Bogdain and I returned to Lutsk, the capital of Volyn Oblast. I met with Haim Svatofsky, the Director of the Jewish community. We spoke of many things, but the most concerning to me was the Buyany memorial. He told me that Buyany is not unique in this, but such memorials are being erected in similar sites throughout Ukraine. Unfortunately, he continued, the survivors are no more.
To his surprise I told him my mother is 93 years old, the last remaining survivor, and she still has an ironclad mind. We called her and she spoke of what she witnessed. He asked her to write out her testimony, which she did when I arrived back home. He said the best they can do, if at all, is erect a plaque stating that 205 of the 210 victims were Jewish (the remaining five were communist).
When I returned home, I contacted my long-time associate, Eduard Dolinsky, Director of the Ukrainian Jewish Committee, and gave him a report. Eduard grew up in that area and has a special affinity to it. His father, was the first Director of the Jewish Community of Lutsk after modern day Ukrainian Independence in 1991.
I did a lot of research the year after I returned. The burning question was why the Ukrainians were doing this. Without getting into detail, basically this is the only way Ukrainians know how to memorialize someone. Whereas, in the United States committees would be held discussing the type of memorials, to the Ukrainians, this is their default way of remembering.

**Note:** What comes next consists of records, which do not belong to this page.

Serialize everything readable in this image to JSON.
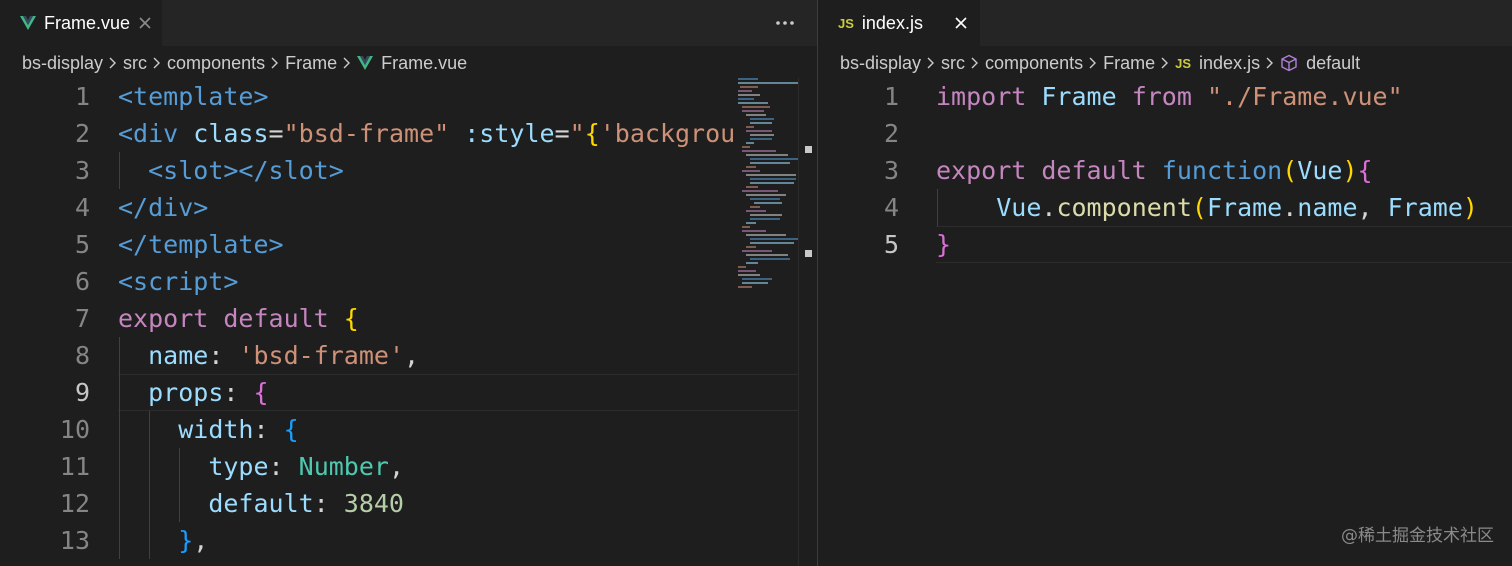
{
  "colors": {
    "editor_bg": "#1e1e1e",
    "tabbar_bg": "#252526",
    "vue_icon": "#41b883",
    "js_icon": "#cbcb41",
    "keyword": "#c586c0",
    "tag": "#569cd6",
    "string": "#ce9178",
    "number": "#b5cea8",
    "type": "#4ec9b0",
    "function": "#dcdcaa",
    "variable": "#9cdcfe"
  },
  "left": {
    "tab": {
      "label": "Frame.vue",
      "icon": "vue-icon",
      "close_icon": "close-icon"
    },
    "more_actions_icon": "more-actions-icon",
    "breadcrumb": [
      "bs-display",
      "src",
      "components",
      "Frame",
      "Frame.vue"
    ],
    "active_line": 9,
    "lines": [
      {
        "num": "1",
        "tokens": [
          [
            "tag",
            "<template>"
          ]
        ]
      },
      {
        "num": "2",
        "tokens": [
          [
            "tag",
            "<div"
          ],
          [
            "plain",
            " "
          ],
          [
            "attr",
            "class"
          ],
          [
            "plain",
            "="
          ],
          [
            "str",
            "\"bsd-frame\""
          ],
          [
            "plain",
            " "
          ],
          [
            "attr",
            ":style"
          ],
          [
            "plain",
            "="
          ],
          [
            "str",
            "\""
          ],
          [
            "bracket",
            "{"
          ],
          [
            "str",
            "'backgrou"
          ]
        ]
      },
      {
        "num": "3",
        "tokens": [
          [
            "plain",
            "  "
          ],
          [
            "tag",
            "<slot></slot>"
          ]
        ]
      },
      {
        "num": "4",
        "tokens": [
          [
            "tag",
            "</div>"
          ]
        ]
      },
      {
        "num": "5",
        "tokens": [
          [
            "tag",
            "</template>"
          ]
        ]
      },
      {
        "num": "6",
        "tokens": [
          [
            "tag",
            "<script>"
          ]
        ]
      },
      {
        "num": "7",
        "tokens": [
          [
            "kw",
            "export"
          ],
          [
            "plain",
            " "
          ],
          [
            "kw",
            "default"
          ],
          [
            "plain",
            " "
          ],
          [
            "bracket",
            "{"
          ]
        ]
      },
      {
        "num": "8",
        "tokens": [
          [
            "plain",
            "  "
          ],
          [
            "ident",
            "name"
          ],
          [
            "plain",
            ": "
          ],
          [
            "str",
            "'bsd-frame'"
          ],
          [
            "plain",
            ","
          ]
        ]
      },
      {
        "num": "9",
        "tokens": [
          [
            "plain",
            "  "
          ],
          [
            "ident",
            "props"
          ],
          [
            "plain",
            ": "
          ],
          [
            "p2",
            "{"
          ]
        ]
      },
      {
        "num": "10",
        "tokens": [
          [
            "plain",
            "    "
          ],
          [
            "ident",
            "width"
          ],
          [
            "plain",
            ": "
          ],
          [
            "p3",
            "{"
          ]
        ]
      },
      {
        "num": "11",
        "tokens": [
          [
            "plain",
            "      "
          ],
          [
            "ident",
            "type"
          ],
          [
            "plain",
            ": "
          ],
          [
            "type",
            "Number"
          ],
          [
            "plain",
            ","
          ]
        ]
      },
      {
        "num": "12",
        "tokens": [
          [
            "plain",
            "      "
          ],
          [
            "ident",
            "default"
          ],
          [
            "plain",
            ": "
          ],
          [
            "num",
            "3840"
          ]
        ]
      },
      {
        "num": "13",
        "tokens": [
          [
            "plain",
            "    "
          ],
          [
            "p3",
            "}"
          ],
          [
            "plain",
            ","
          ]
        ]
      }
    ]
  },
  "right": {
    "tab": {
      "label": "index.js",
      "icon": "js-icon",
      "close_icon": "close-icon"
    },
    "breadcrumb": [
      "bs-display",
      "src",
      "components",
      "Frame",
      "index.js",
      "default"
    ],
    "active_line": 5,
    "lines": [
      {
        "num": "1",
        "tokens": [
          [
            "kw",
            "import"
          ],
          [
            "plain",
            " "
          ],
          [
            "ident",
            "Frame"
          ],
          [
            "plain",
            " "
          ],
          [
            "kw",
            "from"
          ],
          [
            "plain",
            " "
          ],
          [
            "str",
            "\"./Frame.vue\""
          ]
        ]
      },
      {
        "num": "2",
        "tokens": []
      },
      {
        "num": "3",
        "tokens": [
          [
            "kw",
            "export"
          ],
          [
            "plain",
            " "
          ],
          [
            "kw",
            "default"
          ],
          [
            "plain",
            " "
          ],
          [
            "tag",
            "function"
          ],
          [
            "bracket",
            "("
          ],
          [
            "ident",
            "Vue"
          ],
          [
            "bracket",
            ")"
          ],
          [
            "p2",
            "{"
          ]
        ]
      },
      {
        "num": "4",
        "tokens": [
          [
            "plain",
            "    "
          ],
          [
            "ident",
            "Vue"
          ],
          [
            "plain",
            "."
          ],
          [
            "fn",
            "component"
          ],
          [
            "bracket",
            "("
          ],
          [
            "ident",
            "Frame"
          ],
          [
            "plain",
            "."
          ],
          [
            "ident",
            "name"
          ],
          [
            "plain",
            ", "
          ],
          [
            "ident",
            "Frame"
          ],
          [
            "bracket",
            ")"
          ]
        ]
      },
      {
        "num": "5",
        "tokens": [
          [
            "p2",
            "}"
          ]
        ]
      }
    ]
  },
  "watermark": "@稀土掘金技术社区"
}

It is that Ukrainian mentality that takes me back to the United States and the recent Supreme Court decision. The United States is a country in which there is a separation of church and state. The degree of that separation has been argued since the founding fathers, but the church never had (so far) an influence in governmental affairs like she did in Europe. It is this separation that gave Jews and other immigrant groups pause and comfort in this country.
Yet, there is no question that the United States is, by population, a Christian country. If someone greets me by saying “Happy Easter,” I accept it, and either nod back or say, “Same to you.” Ideally, there should be a deep division of church and state. Theoretically, Ruth Bader Ginsberg’s minority position on June 20th was absolutely on the mark. Realistically however, it just won’t work in the current climate. This issue, thank goodness, will continue to be argued in the courts of the land, as it should.
Does that mean I should be more forgiving and understanding about the Crosses on Jewish mass graves in Ukraine? That question requires a long-detailed response, but for now, I will settle with a plaque. The cross in Europe has a different significance to Jews than its symbol in America. In Europe, over the millennia, tens of millions of Jews were murdered in the name of the cross and as a result of the cross. The only way to communicate that to the countries and its citizens is through dialog, communication and education and not a “radical” demand to remove the cross. Thankfully, that is being done on the grass roots level in Ukraine. Let us hope it continues.